Salesforce Connect Limitations and Considerations

Though almost any data source can be connected to Salesforce using Salesforce Connect, those connections have a number of limitations and considerations that should be studied carefully before implementation. Also, you can see from the above list of supported connectors, data sources are limited to those with API support, or those for which a developer has written code to connect to those objects. Keep in mind that the API must not just support simple object retrieval if search is going to work - Salesforce requires implementation of a search capability for each external object that will be searched.

Connections are also subject to callout limits, meaning that a Salesforce org may only call the connector 20,000 times per hour. This may seem like a lot, but if you have a number of external objects, many users using those objects, or both, that limit could be easily reached by a combination of search and retrieval queries. Salesforce will raise that limit on request, but smart planning should take limits into account to make sure that Salesforce Connect is the right solution for the contemplated integration.

In addition to the technical considerations, one needs to remember that external objects require a common key between Salesforce and the external system to relate Salesforce native and/or custom objects to the external object. To put it in terms of our ordering system example, Salesforce and the ordering system need to share a customer id.

How is that customer id generated and shared?

Does Salesforce generate it when the customer is sold, or does Salesforce get it from the ordering system once the customer starts ordering?

Either way, there can be no integration without another process that synchronizes the customer id between the two systems.

Salesforce Connect Alternatives

The most obvious alternative to Salesforce Connect is an integration which pushes external data into a Salesforce custom object. There are a variety of integration strategies for Salesforce, and we have a short overview to help you decide which strategy is best. Your Salesforce Connect vs integration decision will be driven by a number of factors - among them:

  • Is the volume of your external system so large that you’ll use up your data storage limit? There’s no point in saving money by not purchasing Salesforce Connect, and then spending it on increasing data limits.
  • Can your integration solution populate your custom objects at a rate that will satisfy your business requirements? In other words, is your external system updated so frequently that your integration won’t keep up -- or will hourly, daily, or even weekly updates satisfy the needs of your Salesforce users?
  • Does your external system have connectivity supported by Salesforce, or are you willing to expend resources to implement that connection?  If connector development is necessary, what’s the scale of that effort compared to integration? Your organization may already have built a Salesforce integration that you can leverage to populate custom objects, or perhaps you have a team of Apex developers ready to tackle the complexity of a custom connector.
  • Do you have a synchronization solution to maintain a durable key between Salesforce and your external system?

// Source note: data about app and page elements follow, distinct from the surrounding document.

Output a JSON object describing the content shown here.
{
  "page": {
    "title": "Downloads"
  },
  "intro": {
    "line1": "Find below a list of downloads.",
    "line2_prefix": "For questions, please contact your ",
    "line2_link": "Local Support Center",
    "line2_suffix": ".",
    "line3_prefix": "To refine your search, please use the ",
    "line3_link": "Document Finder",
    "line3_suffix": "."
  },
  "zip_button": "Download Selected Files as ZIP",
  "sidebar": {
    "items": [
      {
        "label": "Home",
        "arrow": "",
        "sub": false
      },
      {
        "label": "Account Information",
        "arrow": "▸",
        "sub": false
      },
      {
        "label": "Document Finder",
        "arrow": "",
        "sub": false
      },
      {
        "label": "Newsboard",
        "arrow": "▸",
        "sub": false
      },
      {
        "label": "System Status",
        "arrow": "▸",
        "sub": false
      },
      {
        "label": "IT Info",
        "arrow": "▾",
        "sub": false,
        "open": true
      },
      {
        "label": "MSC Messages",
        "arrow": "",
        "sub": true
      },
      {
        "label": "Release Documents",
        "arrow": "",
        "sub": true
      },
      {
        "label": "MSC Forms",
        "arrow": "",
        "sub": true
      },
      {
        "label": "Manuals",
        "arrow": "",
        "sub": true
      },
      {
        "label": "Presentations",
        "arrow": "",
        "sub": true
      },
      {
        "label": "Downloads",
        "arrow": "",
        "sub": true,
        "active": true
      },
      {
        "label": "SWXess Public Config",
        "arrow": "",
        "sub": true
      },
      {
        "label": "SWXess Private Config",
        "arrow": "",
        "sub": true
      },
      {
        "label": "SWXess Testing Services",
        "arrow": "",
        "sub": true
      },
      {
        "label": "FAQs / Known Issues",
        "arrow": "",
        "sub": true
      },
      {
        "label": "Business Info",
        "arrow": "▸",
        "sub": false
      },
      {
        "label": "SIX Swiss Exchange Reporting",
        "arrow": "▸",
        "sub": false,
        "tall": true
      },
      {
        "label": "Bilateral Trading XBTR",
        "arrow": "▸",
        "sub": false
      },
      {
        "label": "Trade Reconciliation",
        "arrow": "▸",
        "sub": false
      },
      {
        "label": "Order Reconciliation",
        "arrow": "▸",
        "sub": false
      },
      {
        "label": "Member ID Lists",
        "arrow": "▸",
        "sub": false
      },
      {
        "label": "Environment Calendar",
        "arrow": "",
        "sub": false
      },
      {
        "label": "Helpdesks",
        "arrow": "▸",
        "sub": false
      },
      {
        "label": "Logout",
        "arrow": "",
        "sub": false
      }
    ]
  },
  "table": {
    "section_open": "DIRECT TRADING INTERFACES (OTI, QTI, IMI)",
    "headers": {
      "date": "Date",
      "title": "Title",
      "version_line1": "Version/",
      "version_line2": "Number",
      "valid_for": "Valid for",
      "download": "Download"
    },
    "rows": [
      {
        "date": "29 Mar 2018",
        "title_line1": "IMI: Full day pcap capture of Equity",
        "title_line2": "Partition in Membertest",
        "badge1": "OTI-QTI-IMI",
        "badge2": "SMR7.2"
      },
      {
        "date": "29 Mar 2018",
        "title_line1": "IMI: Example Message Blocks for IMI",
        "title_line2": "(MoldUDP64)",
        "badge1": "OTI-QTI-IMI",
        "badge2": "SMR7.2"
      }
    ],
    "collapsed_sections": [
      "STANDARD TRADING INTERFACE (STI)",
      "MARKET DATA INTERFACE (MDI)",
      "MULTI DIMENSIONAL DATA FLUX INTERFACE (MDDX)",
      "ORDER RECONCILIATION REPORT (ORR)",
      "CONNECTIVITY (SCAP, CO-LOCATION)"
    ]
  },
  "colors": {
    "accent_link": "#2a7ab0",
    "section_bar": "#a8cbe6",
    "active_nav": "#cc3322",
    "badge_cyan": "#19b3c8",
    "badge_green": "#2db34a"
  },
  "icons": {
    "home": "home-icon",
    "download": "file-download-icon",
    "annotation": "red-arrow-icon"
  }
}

Related reading: 4 Salesforce Best Practices for Data Migration

Conclusion

Salesforce Connect is a powerful solution that provides a seamless connection between your external system and Salesforce - if your use case meets the narrow set of criteria that make it a good candidate for Salesforce Connect. If not, we encourage you to look at Xplenty, which has a much broader set of applications than Salesforce Connect. Also, Xplenty can help you implement your integration without using developer resources. Even if you do choose Salesforce Connect, Xplenty’s ability to connect Salesforce to dozens of disparate systems will allow you to build a key synchronization system with minimum hassle and coding. 

If you’re interested in learning more about Xplenty as a complement or alternative to Salesforce Connect, we’re happy to provide a demo, a seven-day free trial, and a free setup session with our implementation team. Just contact us here or give us a call at +1-888-884-6405.